# Excerpted records
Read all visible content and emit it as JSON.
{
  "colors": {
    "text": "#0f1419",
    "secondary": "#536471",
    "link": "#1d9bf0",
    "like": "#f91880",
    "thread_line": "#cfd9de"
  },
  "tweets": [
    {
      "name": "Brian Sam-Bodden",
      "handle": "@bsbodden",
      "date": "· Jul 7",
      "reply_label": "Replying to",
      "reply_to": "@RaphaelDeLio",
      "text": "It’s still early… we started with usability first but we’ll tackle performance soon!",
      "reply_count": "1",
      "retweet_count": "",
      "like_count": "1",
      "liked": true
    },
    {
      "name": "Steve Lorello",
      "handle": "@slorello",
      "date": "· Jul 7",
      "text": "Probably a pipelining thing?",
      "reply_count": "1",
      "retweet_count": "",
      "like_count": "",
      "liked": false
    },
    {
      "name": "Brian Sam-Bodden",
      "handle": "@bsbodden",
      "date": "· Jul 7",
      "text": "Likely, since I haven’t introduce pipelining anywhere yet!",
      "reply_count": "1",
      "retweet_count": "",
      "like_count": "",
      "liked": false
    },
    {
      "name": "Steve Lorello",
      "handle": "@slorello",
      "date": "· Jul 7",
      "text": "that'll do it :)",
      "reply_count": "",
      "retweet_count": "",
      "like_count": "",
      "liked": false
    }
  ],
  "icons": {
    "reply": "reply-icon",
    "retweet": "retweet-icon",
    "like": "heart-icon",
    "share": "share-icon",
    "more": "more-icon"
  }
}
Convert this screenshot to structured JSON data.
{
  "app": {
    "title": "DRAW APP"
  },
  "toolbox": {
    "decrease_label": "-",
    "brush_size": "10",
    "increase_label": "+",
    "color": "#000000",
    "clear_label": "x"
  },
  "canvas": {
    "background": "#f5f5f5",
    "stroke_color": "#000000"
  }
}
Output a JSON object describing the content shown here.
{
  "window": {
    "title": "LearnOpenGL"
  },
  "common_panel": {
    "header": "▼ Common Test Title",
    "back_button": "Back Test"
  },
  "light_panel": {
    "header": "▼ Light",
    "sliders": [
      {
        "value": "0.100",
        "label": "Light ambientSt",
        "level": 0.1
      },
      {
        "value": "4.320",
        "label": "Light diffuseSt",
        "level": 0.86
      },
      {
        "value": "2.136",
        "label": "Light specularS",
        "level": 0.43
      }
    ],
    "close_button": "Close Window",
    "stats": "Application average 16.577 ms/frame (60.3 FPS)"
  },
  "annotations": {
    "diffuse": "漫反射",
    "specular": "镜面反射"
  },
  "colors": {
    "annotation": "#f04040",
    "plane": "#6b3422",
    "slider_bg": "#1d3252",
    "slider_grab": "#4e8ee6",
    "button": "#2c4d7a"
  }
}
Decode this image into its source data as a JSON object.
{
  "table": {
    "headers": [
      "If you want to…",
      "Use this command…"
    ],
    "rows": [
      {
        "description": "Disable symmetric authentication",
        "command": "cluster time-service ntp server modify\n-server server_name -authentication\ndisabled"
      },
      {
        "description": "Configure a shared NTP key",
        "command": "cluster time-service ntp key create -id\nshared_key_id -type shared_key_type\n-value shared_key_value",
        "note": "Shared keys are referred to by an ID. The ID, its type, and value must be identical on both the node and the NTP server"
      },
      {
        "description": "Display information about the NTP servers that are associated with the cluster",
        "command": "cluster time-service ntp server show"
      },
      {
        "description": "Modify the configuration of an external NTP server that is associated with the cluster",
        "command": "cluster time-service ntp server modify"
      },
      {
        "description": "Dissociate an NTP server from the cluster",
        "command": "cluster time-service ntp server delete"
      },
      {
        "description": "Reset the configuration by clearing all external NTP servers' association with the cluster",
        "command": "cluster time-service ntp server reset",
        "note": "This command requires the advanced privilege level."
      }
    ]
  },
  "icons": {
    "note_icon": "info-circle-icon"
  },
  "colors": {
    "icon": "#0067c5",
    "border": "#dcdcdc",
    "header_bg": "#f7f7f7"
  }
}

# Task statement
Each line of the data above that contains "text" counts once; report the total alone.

# Task solution
5